Lowriders in Space Family Reading with Cathy Camper
Join Cathy Camper reading from her award-winning Lowriders in Space graphic novel series. Lupe Impala, El Chavo Flapjack, and Elirio Malaria love working with cars. You name it, they can fix it. But the team’s favorite cars of all are lowriders—cars that hip and hop, dip and drop, go low and slow, bajito y suavecito. What would it take to build a lowrider awesome enough to win the Universal Car Competition, plus a carload of cash? And what kind of adventures will an Impala, a Mosquito and an Octopus have, in a lowrider that can fly? Focus age range: Grades 3-5.
4:30pm-6:00pm Workshop Block 3
Envisioning Abolition: A Postcard Writing Workshop with Critical Resistance Portland, Handwritten Revolution, and APANO
Whether it’s through imprisonment or immigrant detention, the prison industrial complex separates people from their families and communities. What is the importance of letter writing for those on the inside and the outside? What does it mean to envision abolition? Critical Resistance and APANO team up with Handwritten Revolution to lead a mini-abolition and postcard writing workshop. We’ll send postcard messages of solidarity, love, and hope to asylum seekers recently released from Sheridan and people incarcerated in prisons in Oregon and Washington. Come learn more about how calls to abolish ICE fit into the broader movement to abolish the prison industrial complex and ways to build solidarity across walls and borders.
Visible Mending: Adding Life and Color to Your Wardrobe with Jessica Yen
Do you have a favorite garment that’s ripped, worn, or holey? This hands-on workshop will teach you visible mending, a colorful, whimsical, and creative technique for repairing worn clothing. Whereas traditional mending tries to disguise the repair job, visible mending is all about calling attention to your repair, making it a colorful, whimsical design element instead of something to be hidden away. Bring an old favorite (jeans, sweaters, t-shirts, and socks recommended) and stitch a new narrative that transforms disrepair into endurance and resilience.
Obi the Changeling & Darren Strider: Bumblebee Rider Family Reading with Brian W. Parker
Obi is a child of two worlds, born from magic and the deepest wish of his mother and father. Follow his interesting life as he meets fairy spirits and discovers his true gifts and purpose. Darren Strider retells the story of the day he met a new summer friend – the biggest bumblebee ever! After the reading, Brian and Josie Parker will explore how we can use our imaginations through drawing to create amazing stories. Focus age range: Grades 3-8.
index of seeing on two shores Reading and Discussion with Dao Strom, Ly Thuy Nguyen, Kaitlin Rees, and Geneva Chao

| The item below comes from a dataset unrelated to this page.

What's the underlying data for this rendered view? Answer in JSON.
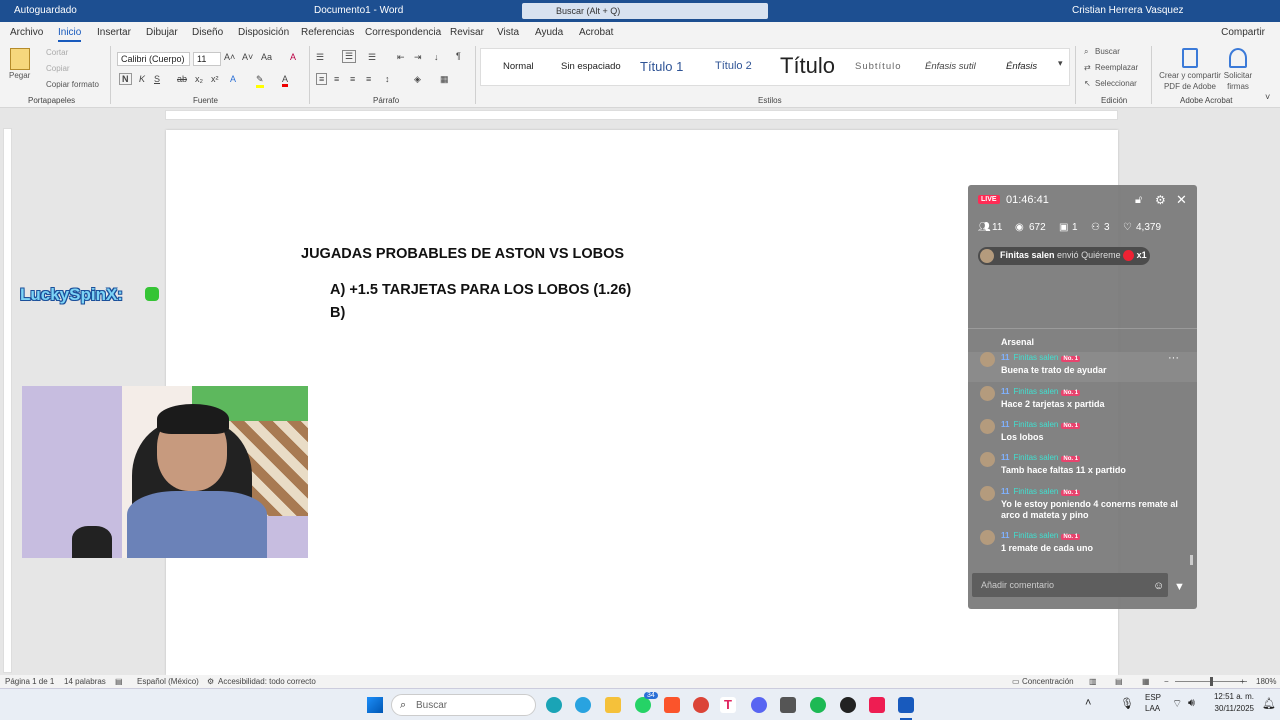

This discussion event will explore the dynamics of translation for women writers of the Asian/SE Asian diasporas. What are the responsibilities of the translator and/or of the publisher who shepherds these translated works into being? How are the dynamics of translation influenced by where the translator is from or is located? What is the relationship between translation and being female, queer, non-binary, or working from the margins? And how is the act/art of translating women writers different from that of translating male writers? What does it really mean to “translate” – another’s words, voice, vision, etc? How do translators and authors ‘speak’ to one another? This panel engages local poet, Dao Strom, with the translator of her bilingual Vietnamese-English poetry book, Ly Thuy Nguyen, and one of the editors, Kaitlin Rees, from Ajar Press, the Hanoi-based press that published her book. Also joining the conversation will be Genève Chao, who is both a translator and bilingual poet.

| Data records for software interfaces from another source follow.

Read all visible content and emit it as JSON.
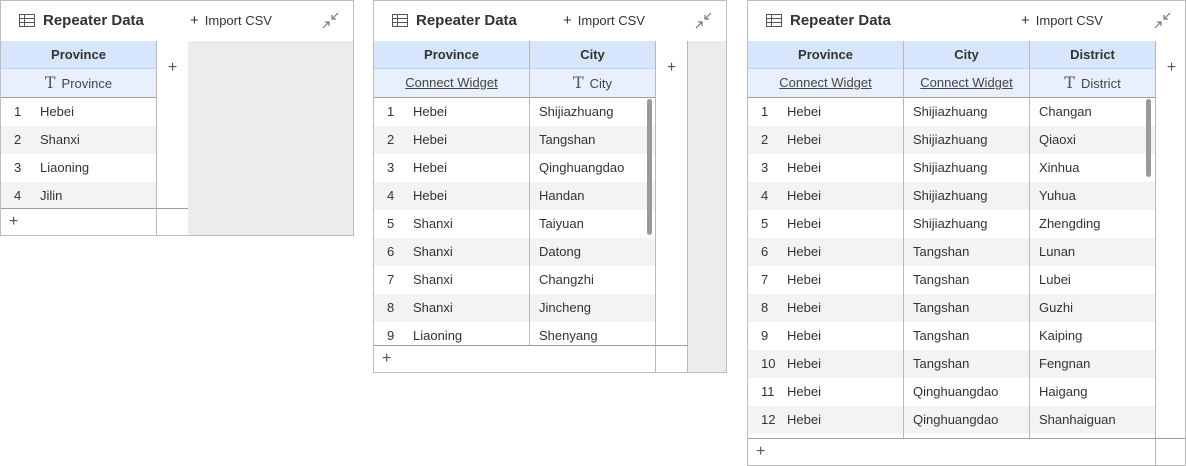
{
  "panels": [
    {
      "title": "Repeater Data",
      "import_label": "Import CSV",
      "columns": [
        {
          "name": "Province",
          "sub": "Province",
          "sub_type": "text"
        }
      ],
      "rows": [
        [
          "1",
          "Hebei"
        ],
        [
          "2",
          "Shanxi"
        ],
        [
          "3",
          "Liaoning"
        ],
        [
          "4",
          "Jilin"
        ]
      ]
    },
    {
      "title": "Repeater Data",
      "import_label": "Import CSV",
      "columns": [
        {
          "name": "Province",
          "sub": "Connect Widget",
          "sub_type": "link"
        },
        {
          "name": "City",
          "sub": "City",
          "sub_type": "text"
        }
      ],
      "rows": [
        [
          "1",
          "Hebei",
          "Shijiazhuang"
        ],
        [
          "2",
          "Hebei",
          "Tangshan"
        ],
        [
          "3",
          "Hebei",
          "Qinghuangdao"
        ],
        [
          "4",
          "Hebei",
          "Handan"
        ],
        [
          "5",
          "Shanxi",
          "Taiyuan"
        ],
        [
          "6",
          "Shanxi",
          "Datong"
        ],
        [
          "7",
          "Shanxi",
          "Changzhi"
        ],
        [
          "8",
          "Shanxi",
          "Jincheng"
        ],
        [
          "9",
          "Liaoning",
          "Shenyang"
        ]
      ]
    },
    {
      "title": "Repeater Data",
      "import_label": "Import CSV",
      "columns": [
        {
          "name": "Province",
          "sub": "Connect Widget",
          "sub_type": "link"
        },
        {
          "name": "City",
          "sub": "Connect Widget",
          "sub_type": "link"
        },
        {
          "name": "District",
          "sub": "District",
          "sub_type": "text"
        }
      ],
      "rows": [
        [
          "1",
          "Hebei",
          "Shijiazhuang",
          "Changan"
        ],
        [
          "2",
          "Hebei",
          "Shijiazhuang",
          "Qiaoxi"
        ],
        [
          "3",
          "Hebei",
          "Shijiazhuang",
          "Xinhua"
        ],
        [
          "4",
          "Hebei",
          "Shijiazhuang",
          "Yuhua"
        ],
        [
          "5",
          "Hebei",
          "Shijiazhuang",
          "Zhengding"
        ],
        [
          "6",
          "Hebei",
          "Tangshan",
          "Lunan"
        ],
        [
          "7",
          "Hebei",
          "Tangshan",
          "Lubei"
        ],
        [
          "8",
          "Hebei",
          "Tangshan",
          "Guzhi"
        ],
        [
          "9",
          "Hebei",
          "Tangshan",
          "Kaiping"
        ],
        [
          "10",
          "Hebei",
          "Tangshan",
          "Fengnan"
        ],
        [
          "11",
          "Hebei",
          "Qinghuangdao",
          "Haigang"
        ],
        [
          "12",
          "Hebei",
          "Qinghuangdao",
          "Shanhaiguan"
        ]
      ]
    }
  ],
  "icons": {
    "table": "table-icon",
    "collapse": "collapse-icon",
    "add": "plus-icon",
    "text_type": "text-type-icon"
  },
  "colors": {
    "header_bg": "#d7e6fc",
    "subheader_bg": "#e8f0fe",
    "alt_row_bg": "#f3f3f3",
    "canvas_gray": "#ececec"
  }
}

EPALF Comedy Showcase with Carlos the Rollerblader, Jen Tam, and Katie Nguyen
DJ Set with DJ Mami Miami
Stay tuned to our Facebook event for live updates!
As MicCheck! events are volunteer-led, they are not a substitute for medical treatment. Find a growing list of additional resources on mental health care specifically for APIs here.